▶ [Exercise brief]
Drop the images. Copy every line below character for character.

▶ [Records]
================================

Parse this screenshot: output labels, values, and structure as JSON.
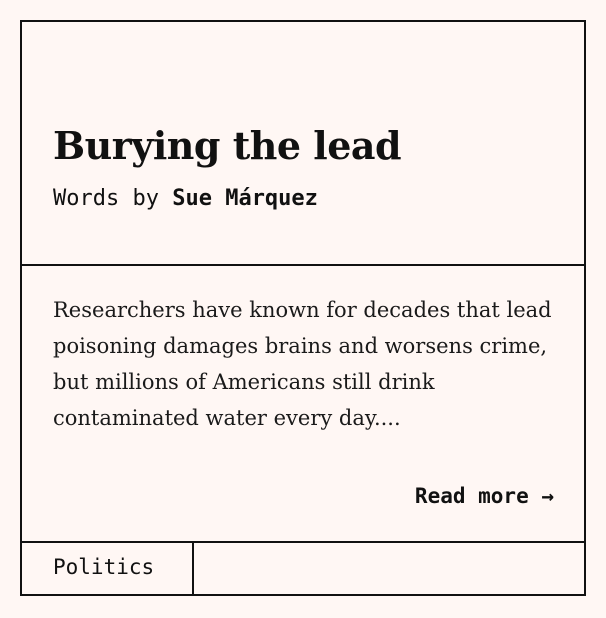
{
  "article": {
    "title": "Burying the lead",
    "byline_prefix": "Words by ",
    "author": "Sue Márquez",
    "excerpt": "Researchers have known for decades that lead poisoning damages brains and worsens crime, but millions of Americans still drink contaminated water every day....",
    "read_more": "Read more →",
    "category": "Politics"
  },
  "colors": {
    "background": "#fff7f4",
    "border": "#111111",
    "text": "#111111"
  }
}
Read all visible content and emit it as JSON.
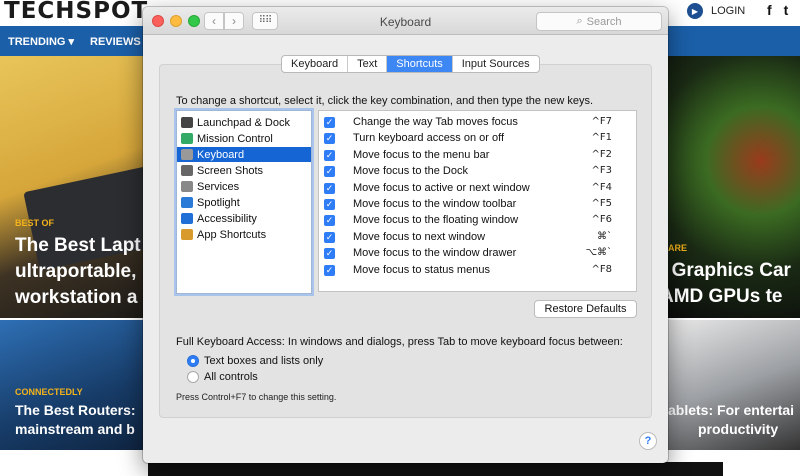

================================

▶ [Answer to the problem]
Parse this screenshot: output labels, values, and structure as JSON.
{
  "article": {
    "title": "Burying the lead",
    "byline_prefix": "Words by ",
    "author": "Sue Márquez",
    "excerpt": "Researchers have known for decades that lead poisoning damages brains and worsens crime, but millions of Americans still drink contaminated water every day....",
    "read_more": "Read more →",
    "category": "Politics"
  },
  "colors": {
    "background": "#fff7f4",
    "border": "#111111",
    "text": "#111111"
  }
}
Read all visible content and emit it as JSON.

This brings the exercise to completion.